Rising land prices can derail succession plans. To the on-farm heir, start buying in sooner rather than waiting for both parents to die.
In recent columns, I’ve discussed how land values factor into farm succession. This month, I want to encourage both the younger and the senior generations to begin talking to each other about this issue.
Historic land value trends
The USDA land price data reveals the long-term trend in land values. Beginning in 1950, the following graph depicts the average price for Missouri farmland per acre. From 1950 to the early 1970s, price increases were modest. However, prices rose very quickly in the 1970s, and in the 1980s, they fell just as dramatically.
In the graph below, the dotted line represents an annual increase of 6% from the initial 1950 value. Throughout most of my career, I’ve been able to say the average land price growth had never fallen below or broken through the 6% trend line. That did not mean land prices had never gone down — they most certainly did in the 1980s — but when land values stopped falling, they had not penetrated the long-term 6% annual increase trend line. Unfortunately, I can no longer make that statement.
According to USDA, Missouri farmland prices on average, which is a mix of cropland and pasture acres, rose by 9% in 2021. Prices averaged $3,700 per acre. However, from 2018 to 2020, land values were essentially flat — $3,380, $3,400, and $3,400 respectively. So, although prices rose by 9% in 2021, this year’s land value is still $308 per acre less than the 6% long-term trend line predicted.

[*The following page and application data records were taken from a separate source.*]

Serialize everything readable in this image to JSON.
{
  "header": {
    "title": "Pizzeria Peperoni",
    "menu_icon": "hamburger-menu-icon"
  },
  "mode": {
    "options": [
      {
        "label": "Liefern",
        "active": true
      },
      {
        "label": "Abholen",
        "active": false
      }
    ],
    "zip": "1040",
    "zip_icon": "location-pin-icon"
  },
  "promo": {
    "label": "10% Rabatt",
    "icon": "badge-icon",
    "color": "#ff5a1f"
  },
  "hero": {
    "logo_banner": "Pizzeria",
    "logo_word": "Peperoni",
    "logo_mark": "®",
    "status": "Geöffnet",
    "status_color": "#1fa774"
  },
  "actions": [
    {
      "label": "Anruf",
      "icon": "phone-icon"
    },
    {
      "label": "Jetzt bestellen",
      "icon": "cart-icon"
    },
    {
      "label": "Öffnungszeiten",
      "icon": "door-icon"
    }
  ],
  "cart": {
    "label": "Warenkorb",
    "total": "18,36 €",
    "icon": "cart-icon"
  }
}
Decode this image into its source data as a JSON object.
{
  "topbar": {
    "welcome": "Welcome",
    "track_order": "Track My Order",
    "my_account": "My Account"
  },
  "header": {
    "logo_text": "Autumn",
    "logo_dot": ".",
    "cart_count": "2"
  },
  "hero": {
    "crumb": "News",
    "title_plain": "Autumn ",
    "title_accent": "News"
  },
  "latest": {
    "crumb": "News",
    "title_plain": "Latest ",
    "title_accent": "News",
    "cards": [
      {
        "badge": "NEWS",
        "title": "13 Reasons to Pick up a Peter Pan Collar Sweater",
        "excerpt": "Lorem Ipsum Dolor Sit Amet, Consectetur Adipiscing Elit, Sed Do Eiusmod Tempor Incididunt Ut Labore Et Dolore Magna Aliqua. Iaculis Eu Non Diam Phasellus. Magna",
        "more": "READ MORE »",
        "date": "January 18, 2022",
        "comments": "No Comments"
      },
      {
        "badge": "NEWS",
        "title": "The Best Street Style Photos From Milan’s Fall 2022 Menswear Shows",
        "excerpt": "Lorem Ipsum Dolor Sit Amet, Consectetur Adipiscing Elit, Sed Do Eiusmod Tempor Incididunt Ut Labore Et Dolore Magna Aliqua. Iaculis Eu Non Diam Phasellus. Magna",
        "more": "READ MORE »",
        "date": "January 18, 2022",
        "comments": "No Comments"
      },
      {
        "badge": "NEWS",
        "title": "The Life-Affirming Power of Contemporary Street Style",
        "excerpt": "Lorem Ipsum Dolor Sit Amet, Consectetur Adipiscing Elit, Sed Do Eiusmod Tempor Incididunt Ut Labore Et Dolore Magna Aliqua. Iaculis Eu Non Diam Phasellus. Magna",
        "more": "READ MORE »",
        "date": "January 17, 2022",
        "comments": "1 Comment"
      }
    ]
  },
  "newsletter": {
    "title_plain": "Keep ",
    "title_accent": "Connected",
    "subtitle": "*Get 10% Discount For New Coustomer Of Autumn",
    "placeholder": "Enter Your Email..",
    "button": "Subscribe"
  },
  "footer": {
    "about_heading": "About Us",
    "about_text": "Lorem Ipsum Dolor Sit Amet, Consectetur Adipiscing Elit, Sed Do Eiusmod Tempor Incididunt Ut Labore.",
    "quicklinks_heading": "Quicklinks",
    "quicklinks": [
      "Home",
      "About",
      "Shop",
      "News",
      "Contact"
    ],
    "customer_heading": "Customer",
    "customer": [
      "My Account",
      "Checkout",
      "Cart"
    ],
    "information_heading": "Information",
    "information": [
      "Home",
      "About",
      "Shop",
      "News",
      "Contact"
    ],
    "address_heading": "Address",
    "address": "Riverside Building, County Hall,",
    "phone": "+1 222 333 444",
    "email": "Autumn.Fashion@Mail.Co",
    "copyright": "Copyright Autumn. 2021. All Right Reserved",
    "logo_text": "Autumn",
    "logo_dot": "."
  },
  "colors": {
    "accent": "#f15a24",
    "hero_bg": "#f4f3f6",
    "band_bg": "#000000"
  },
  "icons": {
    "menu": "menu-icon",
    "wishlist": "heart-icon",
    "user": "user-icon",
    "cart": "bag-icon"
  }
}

The yellow line is the average all-U.S. farmland price. U.S. and Missouri land prices have had a similar pattern, though U.S. prices had already slightly broke through the trend line 20 years ago.
Implications for farm succession
To see how these trends affect farm succession, consider this example:
In 2010, one of my producers told me he had sold his farm for $1,650 per acre. When he bought the farm in 1965, he paid $100 per acre. He wanted to know how much his farm had appreciated each year on average.
A little math revealed a 6.425% annual appreciation. In 2010, $1,650 was a good price, but what would the farm be worth today, 11 years later, if he still owned it? If it had continued appreciating at 6.425%, it would be worth $3,273 per acre.
The producer may look at today’s land prices and kick himself for selling when he did, but the current prices may just be a continuation of the value he had been gaining all along.
This example highlights the effect of compounding — the same principle that leads to the advice that you should start saving for retirement when you are young. When you consider compounding, it’s the power of “time” that drives your assets’ value.
Make a plan for higher land prices
Admittedly, the 6% trend line has been broken through, so no one knows whether it is relevant for the future. However, actual prices paid at recent land auctions seem to be outrunning USDA’s numbers, indicating there’s a decent chance that prices could be back above trend soon.
Could land prices collapse? Absolutely! Anyone who lived through the 1980s can describe the nightmare they experienced. Anytime you start hearing an asset can’t fall, that’s when you should become extremely cautious. But what if land prices continue to rise? Would that affect your succession conversations?
Take the following common example:
Today, Mom and Dad’s farm is worth $3,000 per acre. Dad passes away, and a son or daughter takes over the farm. The successor makes financial invests in the farm as well as improvements.
Mom lives another 20 years, and upon her death, the successor gets the opportunity to buy out his or her brother and sister. Assuming a 6% annual appreciation, the new price tag for the farm is now $9,621 per acre. Ouch! If mom had only lived 10 years, the farm would still be worth $5,372 at her death.
In succession planning, your son or daughter should know he or she is building his or her future, not someone else’s. Often, when a son or daughter takes over the farm, he or she waits for the death of the final parent to purchase the farm. By waiting, the farm’s sales price may be two to three times more than it would have been had the successor bought the farm when the first parent passed away.
Be careful not to overextend yourself. Finding the cash flow to make this work is difficult, and no one knows what the future has in store for land prices. But if you think prices will continue to increase, the sooner you develop a succession plan, the better. Without a plan, the family farm could dissolve as the on-farm heir faces high prices that they may not be able to afford.
Tucker is a University of Missouri Extension ag business specialist and succession planner. He can be reached at firstname.lastname@example.org or 417-326-4916.